Having no place to stay, not knowing Mombasa or where to go, Victor was, as he stated, “super stranded.” Those who were setting up the party showed him a place he could stay the night. Victor recounts it thus: “It got dodgier and dodgier by the minute and the bed was not an option. I stayed up the entire time, set out at 5am and walked down the streets with my camera and tripod. I told myself, I am not going to waste this opportunity. I decided to shoot at the ferry and I got so engrossed, I missed the bus,” he tells us laughing.
Luckily, Victor was called by a man in a Probox who offered to take him to Nairobi and he went for it. “When I got to Nairobi, I was like, that is the last time I am doing that again, anything could have happened.”

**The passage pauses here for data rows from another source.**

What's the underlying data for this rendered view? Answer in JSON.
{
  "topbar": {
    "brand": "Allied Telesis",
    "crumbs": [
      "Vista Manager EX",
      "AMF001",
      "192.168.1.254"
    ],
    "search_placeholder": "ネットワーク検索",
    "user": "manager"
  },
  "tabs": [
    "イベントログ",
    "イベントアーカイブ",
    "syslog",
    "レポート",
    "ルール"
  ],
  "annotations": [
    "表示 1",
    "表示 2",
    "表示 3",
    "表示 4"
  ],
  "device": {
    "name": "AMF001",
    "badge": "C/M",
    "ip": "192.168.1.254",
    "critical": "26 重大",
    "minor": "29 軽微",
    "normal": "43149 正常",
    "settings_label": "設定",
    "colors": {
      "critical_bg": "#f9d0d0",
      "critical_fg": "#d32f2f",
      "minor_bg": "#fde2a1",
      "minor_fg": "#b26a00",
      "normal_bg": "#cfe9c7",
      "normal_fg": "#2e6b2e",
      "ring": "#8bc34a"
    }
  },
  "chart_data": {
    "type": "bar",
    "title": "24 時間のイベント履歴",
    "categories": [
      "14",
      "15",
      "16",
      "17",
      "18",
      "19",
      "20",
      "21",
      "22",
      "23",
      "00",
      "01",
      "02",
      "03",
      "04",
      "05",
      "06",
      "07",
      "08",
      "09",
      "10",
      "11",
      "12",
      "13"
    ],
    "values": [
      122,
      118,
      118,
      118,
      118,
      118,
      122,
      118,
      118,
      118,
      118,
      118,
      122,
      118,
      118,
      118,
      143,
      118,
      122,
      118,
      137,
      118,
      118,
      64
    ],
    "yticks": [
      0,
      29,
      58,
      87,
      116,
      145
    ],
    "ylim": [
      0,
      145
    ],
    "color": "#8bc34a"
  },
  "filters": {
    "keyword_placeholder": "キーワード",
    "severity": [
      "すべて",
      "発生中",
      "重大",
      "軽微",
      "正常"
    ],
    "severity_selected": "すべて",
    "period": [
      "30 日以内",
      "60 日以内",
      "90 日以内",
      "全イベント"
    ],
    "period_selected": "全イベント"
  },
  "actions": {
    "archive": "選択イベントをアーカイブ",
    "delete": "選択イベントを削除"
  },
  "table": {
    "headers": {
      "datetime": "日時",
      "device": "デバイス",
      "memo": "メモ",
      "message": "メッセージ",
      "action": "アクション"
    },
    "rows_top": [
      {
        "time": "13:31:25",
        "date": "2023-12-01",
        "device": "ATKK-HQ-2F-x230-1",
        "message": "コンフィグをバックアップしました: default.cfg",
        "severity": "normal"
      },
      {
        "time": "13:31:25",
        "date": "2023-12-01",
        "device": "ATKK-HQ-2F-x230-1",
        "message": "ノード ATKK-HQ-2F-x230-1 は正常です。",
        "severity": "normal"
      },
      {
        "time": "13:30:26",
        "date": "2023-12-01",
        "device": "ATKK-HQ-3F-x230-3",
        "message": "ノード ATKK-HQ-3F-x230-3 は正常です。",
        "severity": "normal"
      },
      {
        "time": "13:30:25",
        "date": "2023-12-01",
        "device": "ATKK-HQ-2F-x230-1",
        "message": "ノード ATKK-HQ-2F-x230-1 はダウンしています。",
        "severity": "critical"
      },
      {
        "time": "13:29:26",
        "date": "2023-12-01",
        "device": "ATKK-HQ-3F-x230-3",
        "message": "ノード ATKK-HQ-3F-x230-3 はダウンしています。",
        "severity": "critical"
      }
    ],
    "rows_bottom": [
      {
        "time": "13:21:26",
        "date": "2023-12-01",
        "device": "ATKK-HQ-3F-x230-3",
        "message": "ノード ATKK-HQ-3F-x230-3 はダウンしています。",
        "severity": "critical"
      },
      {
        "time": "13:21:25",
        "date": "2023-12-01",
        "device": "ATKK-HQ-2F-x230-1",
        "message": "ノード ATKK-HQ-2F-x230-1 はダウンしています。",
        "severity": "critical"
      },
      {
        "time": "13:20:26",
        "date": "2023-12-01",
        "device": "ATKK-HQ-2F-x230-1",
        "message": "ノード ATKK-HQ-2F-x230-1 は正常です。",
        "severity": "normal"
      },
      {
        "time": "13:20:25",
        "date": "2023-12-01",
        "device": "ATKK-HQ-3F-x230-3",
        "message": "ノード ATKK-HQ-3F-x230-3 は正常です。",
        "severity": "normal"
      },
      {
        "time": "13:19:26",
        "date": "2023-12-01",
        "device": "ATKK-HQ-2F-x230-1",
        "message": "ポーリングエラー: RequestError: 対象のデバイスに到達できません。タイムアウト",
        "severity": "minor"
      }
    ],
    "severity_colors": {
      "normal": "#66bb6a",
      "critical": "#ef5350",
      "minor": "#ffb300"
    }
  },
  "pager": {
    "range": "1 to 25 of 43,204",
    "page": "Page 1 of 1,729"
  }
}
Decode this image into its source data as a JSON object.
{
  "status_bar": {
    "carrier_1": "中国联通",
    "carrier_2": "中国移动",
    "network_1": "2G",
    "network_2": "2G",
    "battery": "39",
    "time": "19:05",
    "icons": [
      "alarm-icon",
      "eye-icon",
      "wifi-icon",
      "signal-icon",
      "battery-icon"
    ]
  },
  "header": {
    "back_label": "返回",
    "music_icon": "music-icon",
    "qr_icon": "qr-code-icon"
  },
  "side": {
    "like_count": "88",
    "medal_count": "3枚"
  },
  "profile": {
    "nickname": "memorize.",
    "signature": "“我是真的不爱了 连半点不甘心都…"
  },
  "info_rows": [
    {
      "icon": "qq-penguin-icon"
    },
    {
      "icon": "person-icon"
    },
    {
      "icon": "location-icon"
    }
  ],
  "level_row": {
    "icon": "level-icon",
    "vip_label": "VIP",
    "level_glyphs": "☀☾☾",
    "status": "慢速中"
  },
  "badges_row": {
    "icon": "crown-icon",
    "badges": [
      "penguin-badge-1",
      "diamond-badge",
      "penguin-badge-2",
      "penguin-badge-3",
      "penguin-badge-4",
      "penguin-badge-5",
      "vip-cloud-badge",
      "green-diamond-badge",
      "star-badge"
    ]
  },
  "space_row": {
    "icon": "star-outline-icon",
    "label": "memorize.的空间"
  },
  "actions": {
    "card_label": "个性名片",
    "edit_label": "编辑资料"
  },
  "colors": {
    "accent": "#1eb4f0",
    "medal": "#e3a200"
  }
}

Around the same time he was shooting for events, Victor met Sharon Mundia from This is Ess. Victor is the man behind the photos and it all began at their first meeting during the “Shaken Not Stirred” fashion event. “I saw her and I thought she was so pretty. I was so scared so I told her that she needed a flash if she is shooting at night. She looked at me and told me ‘I am not a professional photographer’ and walked away,” he recalls laughing concluding his pick up line failed. He was then sent to take photos for a blogger being interviewed and it turned out to be Sharon, again, he laughs, thinking that it was destiny. Since then, they have laughed about it and have since been working together.
Although his grandfather’s cousin was a photographer back then, Victor still experiences challenges in explaining what his ‘job’ is. He still finds that people have a hard time understanding his career as a photographer but that does not stop him. In his early days, Victor sought advice from other photographers, one of whom was Thandiwe Muriu. Victor thought that weddings were the ultimate goal until he met the likes of Emmanuel Jambo and Mutua Matheka. Hearing there stories, Victor was immensely inspired.
Victor realized that he needed to step up his game. “Hanging around them, I learnt to step out and identify my niche. You can’t just be a photographer in general if you want to turn your gift into a business,” he explains. Furthermore, Victor states, he learnt that there are different levels of photographers and income hence the need to identify your market smartly and know your customers.
“Don’t limit my creativity” is a phrase Victor states is a way to know someone who is new in the industry. When you start out, you shoot cityscapes and join the instragram meets but Victor believes there is more to understanding how photography can put food on a table. It shouldn’t end there. The amount of work you need to put in is greater to make photography commercial, he states.
Victor is a lifestyle commercial photographer. “Lifestyle is what I truly enjoy, like fashion. I enjoy taking photos of beautiful happy things.” Victor spends most of his time watching Fashion TV, which captivates and drives him in his work. Making someone desire to want to experience a place or product is Victor’s passion. Victor is now able to work and earn doing what he loves building his brand. Did we mention he now has a Studio?
Find out more in our “Victor Peace: “The Eye is Better to Train” PART II of what exactly one needs to know to be in this business, his views on the fashion industry and much more. Meanwhile, here is some of his work.